This time around, the last thing Capriati wanted to do was fall in a quick hole. Of course, that's exactly what happened. Trying perhaps too hard, Williams broke her in the second game and played better in the handful of big points that followed in the first set. Sometimes the angles were ludicrous. The final point of the frame was typical; Williams scrambled to run down a backhand and Capriati, closing at net, pulled a swinging forehand wide.
And then, just when it looked like another surgical demonstration by Williams, she took her eye off the ball in the second set. Two tentative shots gave Capriati a break in the first game and a serious shot of confidence. The crowd at Ashe, hoping for a three-set match, got behind Capriati. The break held up through most of the set, until some nervous moments when Capriati was trying to close the deal. Leading 5-4, Capriati hit a wobbly second serve a foot below the tape for her first double-fault of the match. But an unforced backhand into the net by Williams gave her the second set -- and a second chance.

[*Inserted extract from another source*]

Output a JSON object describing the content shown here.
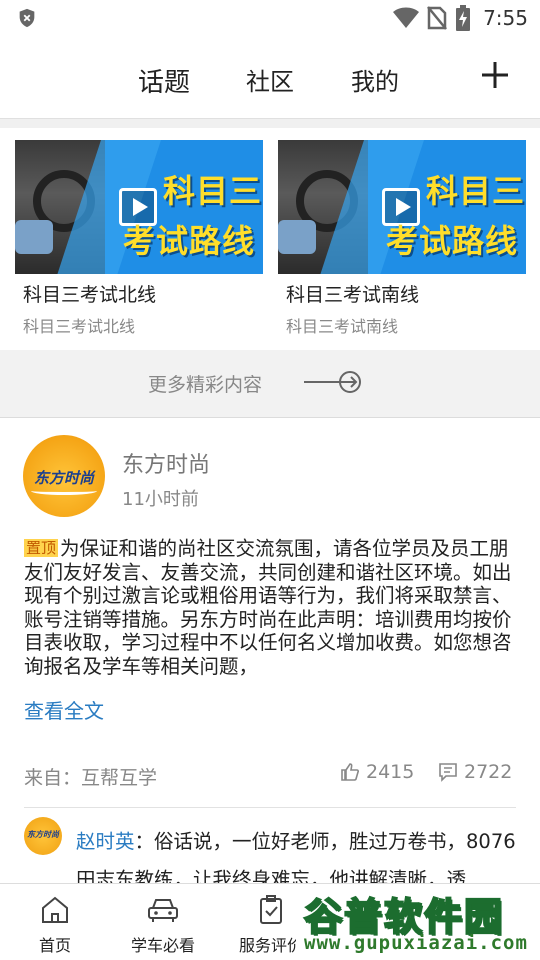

That led to the fiasco that was the third set. Capriati broke Williams in the third game and that advantage held up the rest of the way. In the ultimate game, Williams fought off two match points despite the three calls that went against her. But her last, laconic backhand on the third match point dropped into the net and it was over.
"You know, [I] was totally gone by then," Williams said. "I began to think 'OK, well, I'm not going to go for the lines. I'm not going to go for my shots because maybe' -- I just thought maybe they would call it out.
"So I started to play a little more safe."
Capriati advanced to Thursday's semifinal match against No. 6 seed Elena Dementieva, who earlier defeated Amelie Mauresmo, 4-6, 6-4, 7-6 (1). Williams, who said she ignored the advice of three doctors to play here, is going home to Florida feeling good about herself.
"I'm comforted by the fact that I probably shouldn't have been here anyway," Williams said. "I have a lot to look forward next year because I'll be much more healthier than I am right now.
"And that's the only thing keeping me from being really upset."
Greg Garber is a senior editor for ESPN.com.